Water is our world's most precious resource. Being made of almost 80% water, human beings rely on this molecular collection of elements more than any other in the world. Unfortunately, with urbanization and densification, natural watersheds in urban areas are being heavily damaged, and destroyed. Areas that were once natively vegetated, and filtered water naturally and gradually, have been replaced by impervious materials [roads, parking lots, buildings] and mechanized replacements [sewer and storm water drainage systems.] By stripping the land of its natural processes, we fast track the water cycle. What this means is that the rain water that rushes over a polluted industrial park winds up back in the lake, and ultimately in our tap water much much faster, and dirtier, than it ever would have. The effects of urbanization and the disruption of watersheds is not easily reversible, but good design practices can help slow the velocity of destruction which is currently taking place.
Our studio will be looking at the West Creek Watershed, and will be coming up with design solutions that can help to slow the disruption to natural watersheds. The West Creek Preservation Committee
is dedicated to doing just this, and we will be studying some of the projects and techniques they have been employing to help save our most precious resource.
This committee has put together an excellent resource, the Watershed Action Plan

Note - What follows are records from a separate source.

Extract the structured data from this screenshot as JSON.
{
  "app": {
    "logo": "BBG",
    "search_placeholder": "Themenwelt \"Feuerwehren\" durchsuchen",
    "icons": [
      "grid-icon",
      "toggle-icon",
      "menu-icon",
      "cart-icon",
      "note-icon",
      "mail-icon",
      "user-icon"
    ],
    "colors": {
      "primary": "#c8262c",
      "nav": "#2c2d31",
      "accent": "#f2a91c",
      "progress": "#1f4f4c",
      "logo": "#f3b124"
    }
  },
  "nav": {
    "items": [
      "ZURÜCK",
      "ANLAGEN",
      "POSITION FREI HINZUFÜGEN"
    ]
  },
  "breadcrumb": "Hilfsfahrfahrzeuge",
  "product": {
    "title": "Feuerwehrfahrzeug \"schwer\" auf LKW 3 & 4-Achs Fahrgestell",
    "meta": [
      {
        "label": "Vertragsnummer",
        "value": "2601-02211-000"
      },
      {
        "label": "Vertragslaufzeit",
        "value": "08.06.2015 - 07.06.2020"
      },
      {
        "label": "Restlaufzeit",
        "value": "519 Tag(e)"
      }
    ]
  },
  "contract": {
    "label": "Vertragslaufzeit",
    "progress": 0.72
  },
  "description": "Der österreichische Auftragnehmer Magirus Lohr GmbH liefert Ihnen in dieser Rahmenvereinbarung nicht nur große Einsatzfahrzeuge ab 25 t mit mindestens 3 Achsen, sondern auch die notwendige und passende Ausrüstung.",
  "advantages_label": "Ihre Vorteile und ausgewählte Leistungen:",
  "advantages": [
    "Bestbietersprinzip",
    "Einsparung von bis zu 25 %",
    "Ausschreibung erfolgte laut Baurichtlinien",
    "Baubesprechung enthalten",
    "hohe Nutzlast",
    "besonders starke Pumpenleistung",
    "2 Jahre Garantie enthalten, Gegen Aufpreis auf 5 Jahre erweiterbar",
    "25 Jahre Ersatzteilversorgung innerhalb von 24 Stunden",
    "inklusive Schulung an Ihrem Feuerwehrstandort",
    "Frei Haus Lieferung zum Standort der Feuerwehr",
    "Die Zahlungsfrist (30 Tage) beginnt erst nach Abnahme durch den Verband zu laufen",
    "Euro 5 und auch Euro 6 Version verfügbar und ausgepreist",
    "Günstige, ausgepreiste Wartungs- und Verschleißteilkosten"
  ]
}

On a much smaller scale, The University of Maryland has designed a model project that demonstrates ways that human settlements can be designed to help protect the watershed ecosystem. With designs like this making up the urban fabric of cities, our worlds watersheds could be in much better shape.
Discussion in our intro to urban design class has recently shifted to issues of technology, mechanization, and the "synthetic reality" that seems to be a result of this recent leap forward in technology and industrialization since the turn of the 20th century. People in cities have become so far removed from their rural roots that, according to a recent study, many inner city children are unable to make the connection between a McDonald's hamburger and the actual animal it is produced from.
The capitalistic society that created this industrial, and mechanized way of producing food seems to be at work again; but this time, by going back to the start.
As soon as it looked like all hope may have been lost for the future of our pigs, chickens and cows, it seems that we may be on the edge of a cultural turning point. People are taking note, and it is having a huge effect. With people's will to actually know what they are eating, and to be confident in the food they purchase, the demands of a capitalistic economy have large corporations like Walmart and Chipotle listening. And with "edible education
" initiatives popping up all over our nation's schools, it seems that a glimmer of hope may be emerging from what seemed like a future of chemically altered and industrialized food.
One major company leading the way is Chipotle (and their food with integrit
y initiative), whose dedication to a responsible world is evident in almost every aspect of their company. Recently, they have produced this great little short film, which I believe, sums up the cultural revolution that is making its way across the country.